Work In Progress
It is ok to work on a public feature branch in the GitHub repository. Something that can sometimes be useful for early feedback etc. If so then it is preferable to name the branch accordingly. This can be done by either prefix the name with
wip- as in ‘Work In Progress’, or use hierarchical names like
topic/... Either way is fine as long as it is clear that it is work in progress and not ready for merge. This work can temporarily have a lower standard. However, to be merged into master it will have to go through the regular process outlined above, with Pull Request, review etc..
Also, to facilitate both well-formed commits and working together, the
topic identifiers also have special meaning. Any branch labelled with
wip is considered “git-unstable” and may be rebased and have its history rewritten. Any branch with
topic in the name is considered “stable” enough for others to depend on when a group is working on a feature.
Creating Commits And Writing Commit Messages
Follow these guidelines when creating public commits and writing commit messages.

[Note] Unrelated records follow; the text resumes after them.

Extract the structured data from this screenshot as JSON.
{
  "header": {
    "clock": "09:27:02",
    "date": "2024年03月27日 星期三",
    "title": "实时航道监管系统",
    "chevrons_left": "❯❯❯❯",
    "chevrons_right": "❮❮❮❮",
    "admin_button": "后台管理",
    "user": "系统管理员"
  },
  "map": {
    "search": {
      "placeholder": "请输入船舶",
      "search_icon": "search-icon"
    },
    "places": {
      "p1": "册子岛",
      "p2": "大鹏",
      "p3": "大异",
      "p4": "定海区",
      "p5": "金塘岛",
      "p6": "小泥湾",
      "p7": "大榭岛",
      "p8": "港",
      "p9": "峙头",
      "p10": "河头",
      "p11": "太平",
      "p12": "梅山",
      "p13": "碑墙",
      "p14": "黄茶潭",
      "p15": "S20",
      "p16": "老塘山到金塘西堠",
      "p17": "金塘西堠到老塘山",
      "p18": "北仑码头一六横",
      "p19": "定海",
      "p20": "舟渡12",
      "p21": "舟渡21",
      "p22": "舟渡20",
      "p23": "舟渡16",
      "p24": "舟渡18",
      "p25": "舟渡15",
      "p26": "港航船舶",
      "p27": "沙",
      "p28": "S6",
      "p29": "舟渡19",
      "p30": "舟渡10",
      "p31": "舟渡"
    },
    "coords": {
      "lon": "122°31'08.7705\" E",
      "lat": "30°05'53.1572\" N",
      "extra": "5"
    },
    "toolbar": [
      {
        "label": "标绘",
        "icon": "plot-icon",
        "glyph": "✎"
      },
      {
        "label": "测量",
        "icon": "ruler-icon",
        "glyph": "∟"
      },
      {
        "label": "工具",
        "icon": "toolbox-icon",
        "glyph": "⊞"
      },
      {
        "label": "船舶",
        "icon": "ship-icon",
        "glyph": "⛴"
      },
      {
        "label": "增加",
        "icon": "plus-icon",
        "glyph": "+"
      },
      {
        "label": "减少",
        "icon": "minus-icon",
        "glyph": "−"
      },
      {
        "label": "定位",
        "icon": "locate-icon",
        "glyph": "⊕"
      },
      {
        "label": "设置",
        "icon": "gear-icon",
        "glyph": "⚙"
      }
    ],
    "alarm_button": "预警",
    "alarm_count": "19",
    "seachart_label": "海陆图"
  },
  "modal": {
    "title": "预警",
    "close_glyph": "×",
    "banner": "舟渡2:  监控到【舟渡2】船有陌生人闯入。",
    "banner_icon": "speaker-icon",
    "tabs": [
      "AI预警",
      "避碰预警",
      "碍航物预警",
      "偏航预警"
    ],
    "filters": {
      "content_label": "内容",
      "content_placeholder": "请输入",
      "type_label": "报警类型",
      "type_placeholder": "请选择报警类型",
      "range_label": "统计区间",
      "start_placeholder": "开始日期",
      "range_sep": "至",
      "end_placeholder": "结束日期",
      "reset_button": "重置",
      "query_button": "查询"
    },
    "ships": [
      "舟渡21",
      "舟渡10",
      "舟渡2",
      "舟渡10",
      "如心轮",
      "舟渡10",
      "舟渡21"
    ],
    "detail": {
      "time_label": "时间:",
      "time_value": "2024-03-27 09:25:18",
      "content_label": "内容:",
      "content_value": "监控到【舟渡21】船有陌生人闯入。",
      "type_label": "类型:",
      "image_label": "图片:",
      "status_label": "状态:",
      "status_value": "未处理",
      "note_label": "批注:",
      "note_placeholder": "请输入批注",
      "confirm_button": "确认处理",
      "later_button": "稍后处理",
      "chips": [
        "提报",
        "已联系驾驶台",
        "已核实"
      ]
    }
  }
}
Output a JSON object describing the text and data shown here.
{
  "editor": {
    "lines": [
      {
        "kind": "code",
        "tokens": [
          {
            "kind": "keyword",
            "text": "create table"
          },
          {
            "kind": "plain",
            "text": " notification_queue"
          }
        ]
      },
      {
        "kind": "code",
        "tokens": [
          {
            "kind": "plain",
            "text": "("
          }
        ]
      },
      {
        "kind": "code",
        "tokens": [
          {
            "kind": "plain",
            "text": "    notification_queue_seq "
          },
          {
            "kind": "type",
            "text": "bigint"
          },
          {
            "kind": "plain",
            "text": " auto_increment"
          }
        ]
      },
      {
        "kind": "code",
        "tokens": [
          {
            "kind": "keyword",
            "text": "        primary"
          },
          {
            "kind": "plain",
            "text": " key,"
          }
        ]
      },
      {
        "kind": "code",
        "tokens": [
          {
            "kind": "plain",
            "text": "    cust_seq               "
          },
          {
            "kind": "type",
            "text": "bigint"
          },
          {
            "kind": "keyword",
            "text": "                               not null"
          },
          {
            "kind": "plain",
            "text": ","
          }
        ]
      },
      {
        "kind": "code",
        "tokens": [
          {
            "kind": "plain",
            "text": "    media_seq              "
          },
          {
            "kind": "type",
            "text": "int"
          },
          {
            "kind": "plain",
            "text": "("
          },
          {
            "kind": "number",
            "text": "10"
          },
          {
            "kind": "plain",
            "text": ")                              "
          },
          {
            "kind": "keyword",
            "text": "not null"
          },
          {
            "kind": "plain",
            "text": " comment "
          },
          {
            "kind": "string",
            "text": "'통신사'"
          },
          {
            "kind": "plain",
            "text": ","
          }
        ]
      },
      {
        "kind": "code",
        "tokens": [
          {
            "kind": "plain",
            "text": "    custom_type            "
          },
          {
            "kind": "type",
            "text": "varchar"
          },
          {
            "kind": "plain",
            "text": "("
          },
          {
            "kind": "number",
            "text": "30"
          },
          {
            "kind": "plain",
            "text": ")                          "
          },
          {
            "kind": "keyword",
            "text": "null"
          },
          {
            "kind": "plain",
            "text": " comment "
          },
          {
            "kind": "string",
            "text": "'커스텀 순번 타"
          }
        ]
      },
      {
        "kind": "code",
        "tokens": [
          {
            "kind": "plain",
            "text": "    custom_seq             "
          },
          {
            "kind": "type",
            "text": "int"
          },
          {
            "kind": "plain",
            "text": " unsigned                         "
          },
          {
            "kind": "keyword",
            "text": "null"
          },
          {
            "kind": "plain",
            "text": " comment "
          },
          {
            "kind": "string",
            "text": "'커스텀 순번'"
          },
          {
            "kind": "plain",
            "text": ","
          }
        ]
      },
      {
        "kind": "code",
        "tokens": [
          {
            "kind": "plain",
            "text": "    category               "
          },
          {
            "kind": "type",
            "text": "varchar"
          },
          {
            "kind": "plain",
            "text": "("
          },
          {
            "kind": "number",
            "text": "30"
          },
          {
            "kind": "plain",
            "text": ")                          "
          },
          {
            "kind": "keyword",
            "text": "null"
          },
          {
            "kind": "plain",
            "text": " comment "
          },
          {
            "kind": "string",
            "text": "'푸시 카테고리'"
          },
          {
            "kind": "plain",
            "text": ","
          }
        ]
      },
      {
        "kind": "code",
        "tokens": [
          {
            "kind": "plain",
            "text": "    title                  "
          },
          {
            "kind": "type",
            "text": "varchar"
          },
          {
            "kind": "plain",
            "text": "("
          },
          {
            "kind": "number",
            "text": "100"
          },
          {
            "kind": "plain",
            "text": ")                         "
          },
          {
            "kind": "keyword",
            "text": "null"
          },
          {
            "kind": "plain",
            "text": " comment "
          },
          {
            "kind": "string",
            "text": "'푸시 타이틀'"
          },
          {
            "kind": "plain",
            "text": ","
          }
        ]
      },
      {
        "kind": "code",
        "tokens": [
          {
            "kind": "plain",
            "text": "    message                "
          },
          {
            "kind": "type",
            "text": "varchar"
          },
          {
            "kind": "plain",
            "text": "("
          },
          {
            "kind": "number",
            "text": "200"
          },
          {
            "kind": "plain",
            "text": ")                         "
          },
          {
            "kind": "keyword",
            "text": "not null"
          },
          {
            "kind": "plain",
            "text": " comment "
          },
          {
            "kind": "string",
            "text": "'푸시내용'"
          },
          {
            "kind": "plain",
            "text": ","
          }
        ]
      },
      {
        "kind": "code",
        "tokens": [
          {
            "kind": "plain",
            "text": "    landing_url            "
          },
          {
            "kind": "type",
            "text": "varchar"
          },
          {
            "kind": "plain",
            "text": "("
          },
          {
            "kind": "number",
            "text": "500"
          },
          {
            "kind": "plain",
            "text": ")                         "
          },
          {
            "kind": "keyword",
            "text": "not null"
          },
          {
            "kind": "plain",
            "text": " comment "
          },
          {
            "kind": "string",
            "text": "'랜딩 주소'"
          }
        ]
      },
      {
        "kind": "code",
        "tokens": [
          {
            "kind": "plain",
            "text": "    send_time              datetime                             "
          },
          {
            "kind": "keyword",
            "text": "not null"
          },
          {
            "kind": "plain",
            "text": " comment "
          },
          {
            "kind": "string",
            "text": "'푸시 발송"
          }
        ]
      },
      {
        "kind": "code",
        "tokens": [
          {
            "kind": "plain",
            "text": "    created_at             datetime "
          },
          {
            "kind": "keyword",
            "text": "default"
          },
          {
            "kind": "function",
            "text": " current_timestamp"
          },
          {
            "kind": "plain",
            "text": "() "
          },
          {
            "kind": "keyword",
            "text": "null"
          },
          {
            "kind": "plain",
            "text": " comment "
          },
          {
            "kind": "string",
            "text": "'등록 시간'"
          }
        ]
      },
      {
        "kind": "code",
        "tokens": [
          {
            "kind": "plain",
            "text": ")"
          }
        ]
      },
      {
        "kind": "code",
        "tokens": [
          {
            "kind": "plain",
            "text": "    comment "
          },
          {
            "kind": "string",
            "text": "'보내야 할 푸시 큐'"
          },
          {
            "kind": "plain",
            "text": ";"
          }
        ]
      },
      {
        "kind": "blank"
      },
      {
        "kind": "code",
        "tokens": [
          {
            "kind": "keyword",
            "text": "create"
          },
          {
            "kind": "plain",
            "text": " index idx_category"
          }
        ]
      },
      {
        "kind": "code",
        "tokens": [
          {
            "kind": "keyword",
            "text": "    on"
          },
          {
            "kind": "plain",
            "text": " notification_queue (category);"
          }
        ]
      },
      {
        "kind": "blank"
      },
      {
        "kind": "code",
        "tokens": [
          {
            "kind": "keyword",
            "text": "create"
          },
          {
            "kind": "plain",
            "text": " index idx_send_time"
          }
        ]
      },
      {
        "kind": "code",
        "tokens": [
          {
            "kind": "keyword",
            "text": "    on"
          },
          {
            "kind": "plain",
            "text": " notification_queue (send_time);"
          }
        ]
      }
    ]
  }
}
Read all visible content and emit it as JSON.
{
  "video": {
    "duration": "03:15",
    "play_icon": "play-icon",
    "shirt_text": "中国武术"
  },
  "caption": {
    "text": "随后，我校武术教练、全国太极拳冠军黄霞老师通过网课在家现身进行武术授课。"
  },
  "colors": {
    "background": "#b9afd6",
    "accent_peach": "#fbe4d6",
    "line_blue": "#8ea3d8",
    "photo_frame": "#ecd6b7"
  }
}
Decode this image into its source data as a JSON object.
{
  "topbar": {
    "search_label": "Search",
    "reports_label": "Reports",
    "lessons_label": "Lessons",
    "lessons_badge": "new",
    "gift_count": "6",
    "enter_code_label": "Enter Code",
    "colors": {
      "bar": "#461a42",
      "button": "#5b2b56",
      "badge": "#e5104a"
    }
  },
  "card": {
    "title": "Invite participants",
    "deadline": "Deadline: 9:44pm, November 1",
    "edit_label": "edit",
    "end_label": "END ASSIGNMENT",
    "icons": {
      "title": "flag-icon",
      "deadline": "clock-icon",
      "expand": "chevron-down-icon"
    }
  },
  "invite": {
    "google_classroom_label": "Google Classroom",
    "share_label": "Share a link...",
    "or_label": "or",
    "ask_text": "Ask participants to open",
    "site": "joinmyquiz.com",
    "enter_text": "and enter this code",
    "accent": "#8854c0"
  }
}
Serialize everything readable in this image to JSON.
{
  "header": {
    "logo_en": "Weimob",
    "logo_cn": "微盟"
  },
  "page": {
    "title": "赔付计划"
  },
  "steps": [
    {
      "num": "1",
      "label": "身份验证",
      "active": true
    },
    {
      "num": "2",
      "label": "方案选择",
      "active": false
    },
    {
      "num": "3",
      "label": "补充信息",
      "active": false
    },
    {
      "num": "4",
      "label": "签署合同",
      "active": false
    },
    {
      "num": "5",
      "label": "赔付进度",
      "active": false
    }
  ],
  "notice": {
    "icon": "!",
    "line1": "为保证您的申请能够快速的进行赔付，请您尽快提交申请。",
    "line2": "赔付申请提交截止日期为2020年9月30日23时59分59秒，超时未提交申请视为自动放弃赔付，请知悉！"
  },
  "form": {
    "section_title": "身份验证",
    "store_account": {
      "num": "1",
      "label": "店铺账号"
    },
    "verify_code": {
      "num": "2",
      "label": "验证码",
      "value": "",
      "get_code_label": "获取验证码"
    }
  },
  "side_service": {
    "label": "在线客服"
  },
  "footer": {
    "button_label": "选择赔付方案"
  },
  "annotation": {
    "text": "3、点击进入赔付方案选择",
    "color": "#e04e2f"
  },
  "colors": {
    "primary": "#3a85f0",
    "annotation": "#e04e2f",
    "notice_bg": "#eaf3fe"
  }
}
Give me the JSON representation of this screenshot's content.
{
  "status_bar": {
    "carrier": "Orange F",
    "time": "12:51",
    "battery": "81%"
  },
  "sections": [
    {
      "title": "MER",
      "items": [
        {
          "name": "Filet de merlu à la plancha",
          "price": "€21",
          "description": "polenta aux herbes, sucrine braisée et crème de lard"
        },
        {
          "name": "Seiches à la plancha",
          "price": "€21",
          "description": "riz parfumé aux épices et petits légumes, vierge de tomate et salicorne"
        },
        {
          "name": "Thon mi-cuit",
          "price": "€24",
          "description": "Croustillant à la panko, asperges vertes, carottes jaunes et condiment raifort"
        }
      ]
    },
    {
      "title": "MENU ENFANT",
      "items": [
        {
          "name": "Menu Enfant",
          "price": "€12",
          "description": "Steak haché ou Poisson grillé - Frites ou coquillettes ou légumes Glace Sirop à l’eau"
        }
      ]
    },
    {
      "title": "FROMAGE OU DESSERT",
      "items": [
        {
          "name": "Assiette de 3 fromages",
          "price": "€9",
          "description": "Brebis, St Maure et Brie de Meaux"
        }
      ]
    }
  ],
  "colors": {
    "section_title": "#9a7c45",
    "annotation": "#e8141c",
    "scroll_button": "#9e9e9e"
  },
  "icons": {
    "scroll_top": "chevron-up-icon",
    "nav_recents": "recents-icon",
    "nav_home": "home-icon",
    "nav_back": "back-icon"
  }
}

- If your work spans multiple local commits (for example; if you do safe point commits while working in a feature branch or work in a branch for long time doing merges/rebases etc.) then please do not commit it all but rewrite the history by squashing the commits into a single big commit which you write a good commit message for (like discussed in the following sections). For more info read this article: Git Workflow. Every commit should be able to be used in isolation, cherry picked etc.
- First line should be a descriptive sentence what the commit is doing. It should be possible to fully understand what the commit does by just reading this single line. It is not ok to only list the ticket number, type "minor fix" or similar. Include reference to ticket number, prefixed with #, at the end of the first line. If the commit is a small fix, then you are done. If not, go to 3.
- Following the single line description should be a blank line followed by an enumerated list with the details of the commit.
- Add keywords for your commit (depending on the degree of automation we reach, the list may change over time):
Review by @gituser- if you want to notify someone on the team. The others can, and are encouraged to participate.
Fix/Fixing/Fixes/Close/Closing/Refs #ticket- if you want to mark the ticket as fixed in the issue tracker (Assembla understands this).
backport to _branch name_- if the fix needs to be cherry-picked to another branch (like 2.9.x, 2.10.x, etc)
Adding monadic API to Future. Fixes #2731 * Details 1 * Details 2 * Details 3
Akka uses Scalariform to enforce some of the code style rules.
For external contributions of entire features, the normal way is to establish it as a stand-alone feature first, to show that there is a need for the feature. The next step would be to add it to Akka as an "experimental feature" (in the akka-contrib subproject), then when the feature is hardened, well documented and tested it becomes an officially supported Akka feature.